> MATERIAL FOR THIS EXERCISE
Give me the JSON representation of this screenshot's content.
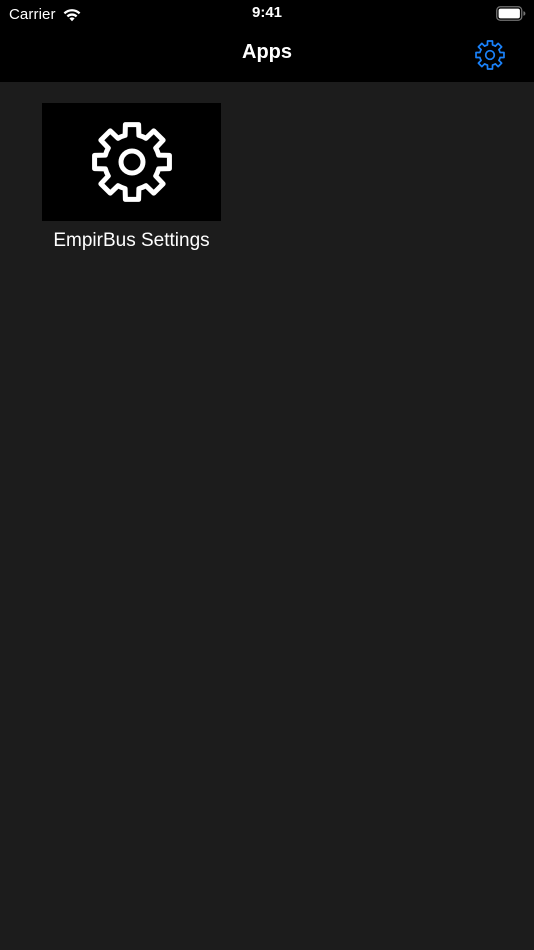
{
  "status_bar": {
    "carrier": "Carrier",
    "time": "9:41",
    "wifi_icon": "wifi-icon",
    "battery_icon": "battery-icon"
  },
  "nav": {
    "title": "Apps",
    "settings_icon": "gear-icon",
    "accent_color": "#1a82fb"
  },
  "apps": [
    {
      "label": "EmpirBus Settings",
      "icon": "gear-icon"
    }
  ],
  "colors": {
    "background": "#1c1c1c",
    "bar_background": "#000000",
    "text": "#ffffff"
  }
}
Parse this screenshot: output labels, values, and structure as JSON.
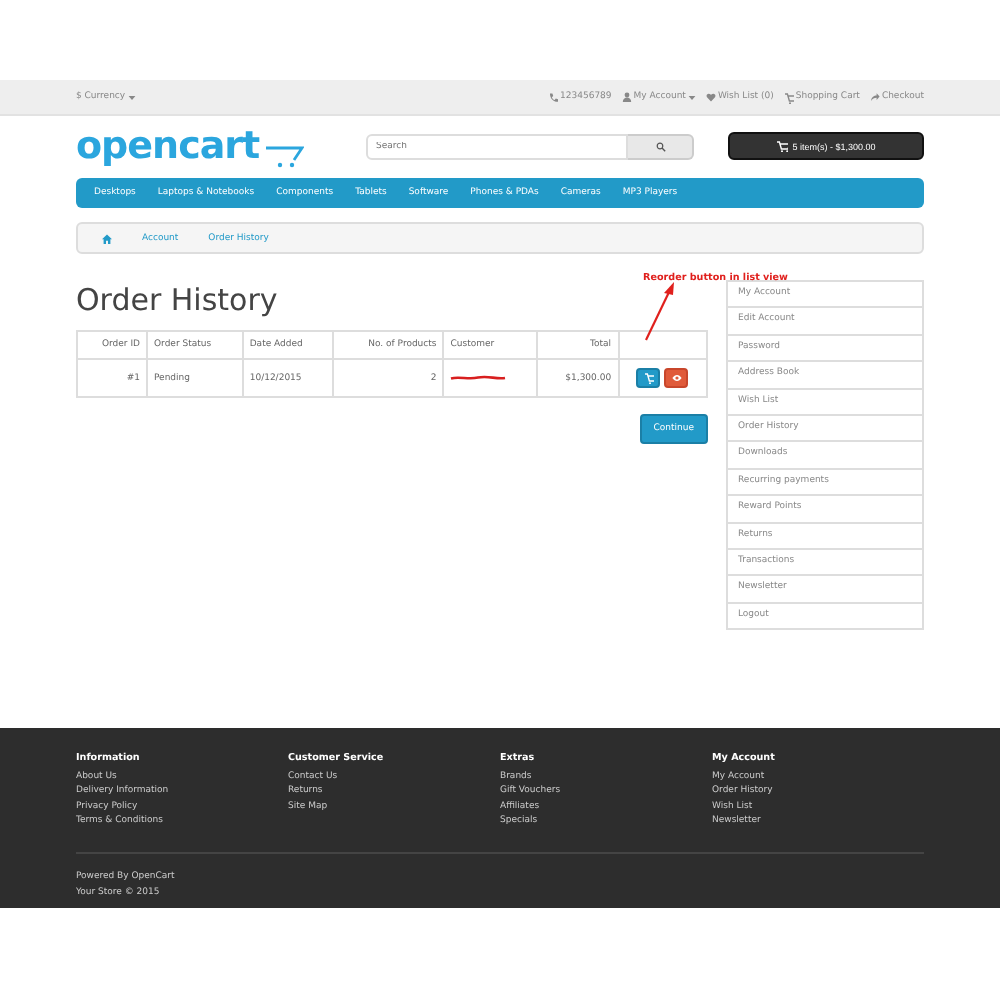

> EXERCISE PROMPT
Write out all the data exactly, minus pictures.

> WRITTEN SOLUTION
Give me the JSON representation of this screenshot's content.
{
  "status_bar": {
    "carrier": "Carrier",
    "time": "9:41",
    "wifi_icon": "wifi-icon",
    "battery_icon": "battery-icon"
  },
  "nav": {
    "title": "Apps",
    "settings_icon": "gear-icon",
    "accent_color": "#1a82fb"
  },
  "apps": [
    {
      "label": "EmpirBus Settings",
      "icon": "gear-icon"
    }
  ],
  "colors": {
    "background": "#1c1c1c",
    "bar_background": "#000000",
    "text": "#ffffff"
  }
}
Parse this screenshot: output labels, values, and structure as JSON.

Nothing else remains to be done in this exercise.